TASK PROMPT:
For each entry below, please return its exact wording and leave out any picture.
········
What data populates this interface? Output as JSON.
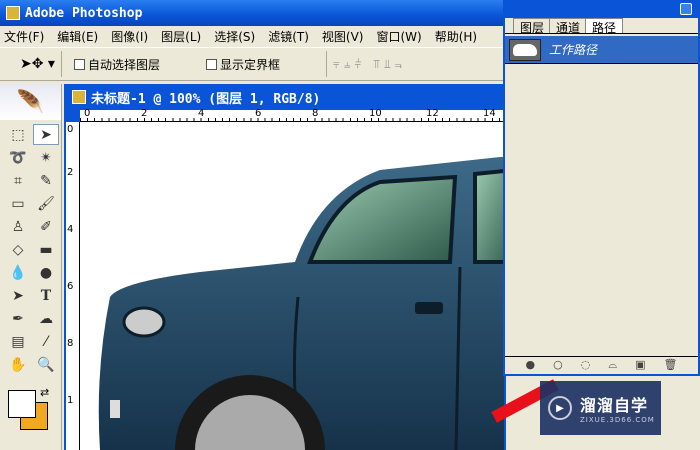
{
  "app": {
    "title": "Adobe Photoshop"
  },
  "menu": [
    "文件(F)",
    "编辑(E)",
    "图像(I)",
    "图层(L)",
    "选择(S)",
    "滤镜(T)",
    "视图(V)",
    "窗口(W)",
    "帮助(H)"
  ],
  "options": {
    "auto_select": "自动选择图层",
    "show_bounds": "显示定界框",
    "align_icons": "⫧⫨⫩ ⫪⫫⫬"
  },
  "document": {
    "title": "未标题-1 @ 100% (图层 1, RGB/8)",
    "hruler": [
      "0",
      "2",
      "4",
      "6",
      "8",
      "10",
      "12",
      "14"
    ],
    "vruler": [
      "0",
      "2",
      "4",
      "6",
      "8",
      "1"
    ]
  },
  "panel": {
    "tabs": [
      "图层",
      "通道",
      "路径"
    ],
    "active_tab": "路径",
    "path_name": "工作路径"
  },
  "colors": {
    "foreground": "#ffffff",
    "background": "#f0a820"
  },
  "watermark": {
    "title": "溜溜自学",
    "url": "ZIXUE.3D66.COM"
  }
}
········
ANSWER SPACE:
What data populates this interface? Output as JSON.
{
  "app": {
    "title": "Adobe Photoshop"
  },
  "menu": [
    "文件(F)",
    "编辑(E)",
    "图像(I)",
    "图层(L)",
    "选择(S)",
    "滤镜(T)",
    "视图(V)",
    "窗口(W)",
    "帮助(H)"
  ],
  "options": {
    "auto_select": "自动选择图层",
    "show_bounds": "显示定界框",
    "align_icons": "⫧⫨⫩ ⫪⫫⫬"
  },
  "document": {
    "title": "未标题-1 @ 100% (图层 1, RGB/8)",
    "hruler": [
      "0",
      "2",
      "4",
      "6",
      "8",
      "10",
      "12",
      "14"
    ],
    "vruler": [
      "0",
      "2",
      "4",
      "6",
      "8",
      "1"
    ]
  },
  "panel": {
    "tabs": [
      "图层",
      "通道",
      "路径"
    ],
    "active_tab": "路径",
    "path_name": "工作路径"
  },
  "colors": {
    "foreground": "#ffffff",
    "background": "#f0a820"
  },
  "watermark": {
    "title": "溜溜自学",
    "url": "ZIXUE.3D66.COM"
  }
}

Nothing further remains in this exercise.